WHAT IS NEEDED: Without omitting anything, retype the data that follows.

MATERIAL FOR THIS EXERCISE:
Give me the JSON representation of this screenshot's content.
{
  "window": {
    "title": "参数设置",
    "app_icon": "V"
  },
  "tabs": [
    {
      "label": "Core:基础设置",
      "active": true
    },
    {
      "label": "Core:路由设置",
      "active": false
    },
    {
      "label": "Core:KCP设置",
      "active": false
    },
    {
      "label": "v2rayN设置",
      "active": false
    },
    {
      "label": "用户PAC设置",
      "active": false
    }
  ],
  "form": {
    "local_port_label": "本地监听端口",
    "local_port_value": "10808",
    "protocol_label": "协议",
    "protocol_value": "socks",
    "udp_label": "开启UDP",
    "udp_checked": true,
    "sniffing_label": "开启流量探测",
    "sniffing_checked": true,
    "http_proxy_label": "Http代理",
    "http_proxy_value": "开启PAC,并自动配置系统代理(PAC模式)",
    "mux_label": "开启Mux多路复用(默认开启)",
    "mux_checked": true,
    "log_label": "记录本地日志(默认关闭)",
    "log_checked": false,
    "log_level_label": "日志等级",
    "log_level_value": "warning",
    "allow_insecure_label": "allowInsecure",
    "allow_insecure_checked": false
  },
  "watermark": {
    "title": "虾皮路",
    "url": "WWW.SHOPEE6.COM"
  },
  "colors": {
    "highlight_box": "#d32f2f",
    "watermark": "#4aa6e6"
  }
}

RESPONSE AREA:
Give me the JSON representation of this screenshot's content.
{
  "window": {
    "title": "参数设置",
    "app_icon": "V"
  },
  "tabs": [
    {
      "label": "Core:基础设置",
      "active": true
    },
    {
      "label": "Core:路由设置",
      "active": false
    },
    {
      "label": "Core:KCP设置",
      "active": false
    },
    {
      "label": "v2rayN设置",
      "active": false
    },
    {
      "label": "用户PAC设置",
      "active": false
    }
  ],
  "form": {
    "local_port_label": "本地监听端口",
    "local_port_value": "10808",
    "protocol_label": "协议",
    "protocol_value": "socks",
    "udp_label": "开启UDP",
    "udp_checked": true,
    "sniffing_label": "开启流量探测",
    "sniffing_checked": true,
    "http_proxy_label": "Http代理",
    "http_proxy_value": "开启PAC,并自动配置系统代理(PAC模式)",
    "mux_label": "开启Mux多路复用(默认开启)",
    "mux_checked": true,
    "log_label": "记录本地日志(默认关闭)",
    "log_checked": false,
    "log_level_label": "日志等级",
    "log_level_value": "warning",
    "allow_insecure_label": "allowInsecure",
    "allow_insecure_checked": false
  },
  "watermark": {
    "title": "虾皮路",
    "url": "WWW.SHOPEE6.COM"
  },
  "colors": {
    "highlight_box": "#d32f2f",
    "watermark": "#4aa6e6"
  }
}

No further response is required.